In his government Charlemagne continued and systematized the administrative machinery of his predecessors. He permitted conquered peoples to retain their own laws, which he codified when possible, and he issued many capitularies (gathered in the Monumenta Germaniae historica). A noteworthy achievement was the creation of a system by which he could supervise his administrators in even the most distant lands; his missi dominici were personal representatives with wide powers who regularly inspected their assigned districts. He strove to educate the clergy and exercised more direct control over the appointment of bishops and he acted as arbiter in theological disputes by summoning councils, notably that at Frankfurt (794), where adoptionism was rejected and some of the decrees of the Second Council of Nicaea (see Nicaea, Second Council of) were condemned. He stimulated foreign trade and entertained friendly relations with England and with Harun ar-Rashid. In 813, Charlemagne designated his son Louis I as co-emperor and his successor and crowned him at Aachen.

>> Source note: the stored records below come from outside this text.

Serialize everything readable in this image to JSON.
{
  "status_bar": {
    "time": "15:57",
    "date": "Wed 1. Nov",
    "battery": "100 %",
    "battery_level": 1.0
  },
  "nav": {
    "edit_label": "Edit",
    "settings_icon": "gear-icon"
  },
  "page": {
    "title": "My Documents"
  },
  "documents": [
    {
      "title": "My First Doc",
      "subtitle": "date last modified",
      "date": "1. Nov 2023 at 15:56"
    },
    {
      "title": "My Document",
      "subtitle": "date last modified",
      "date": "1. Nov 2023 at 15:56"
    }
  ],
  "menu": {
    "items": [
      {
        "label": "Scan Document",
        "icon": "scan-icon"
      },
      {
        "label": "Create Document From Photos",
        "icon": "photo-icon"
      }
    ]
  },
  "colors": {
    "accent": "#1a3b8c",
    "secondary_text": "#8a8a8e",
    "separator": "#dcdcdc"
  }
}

Charlemagne's court at Aachen was the center of an intellectual renaissance. The palace school, under the leadership of Alcuin, became famous; numerous schools for children of all classes were also established throughout the empire during Charlemagne's reign. The preservation of classical literature was aided by his initiatives. Prominent figures of the Carolingian renaissance included Paul the Deacon and Einhard.

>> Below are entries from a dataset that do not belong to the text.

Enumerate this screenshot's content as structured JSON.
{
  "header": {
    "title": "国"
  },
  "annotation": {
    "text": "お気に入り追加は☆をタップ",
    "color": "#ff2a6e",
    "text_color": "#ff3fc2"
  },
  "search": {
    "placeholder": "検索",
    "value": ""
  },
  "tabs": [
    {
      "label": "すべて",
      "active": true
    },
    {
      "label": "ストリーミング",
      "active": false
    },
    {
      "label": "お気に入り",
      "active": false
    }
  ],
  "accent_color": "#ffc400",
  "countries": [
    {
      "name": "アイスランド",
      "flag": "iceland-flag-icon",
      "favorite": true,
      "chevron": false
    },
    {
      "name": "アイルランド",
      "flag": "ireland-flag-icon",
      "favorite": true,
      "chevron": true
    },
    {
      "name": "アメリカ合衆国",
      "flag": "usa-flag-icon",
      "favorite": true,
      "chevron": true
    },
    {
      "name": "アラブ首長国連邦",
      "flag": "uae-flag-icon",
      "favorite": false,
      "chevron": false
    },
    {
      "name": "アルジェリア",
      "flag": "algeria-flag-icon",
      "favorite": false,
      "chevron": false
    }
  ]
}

The Columbia Electronic Encyclopedia, 6th ed. Copyright © 2012, Columbia University Press. All rights reserved.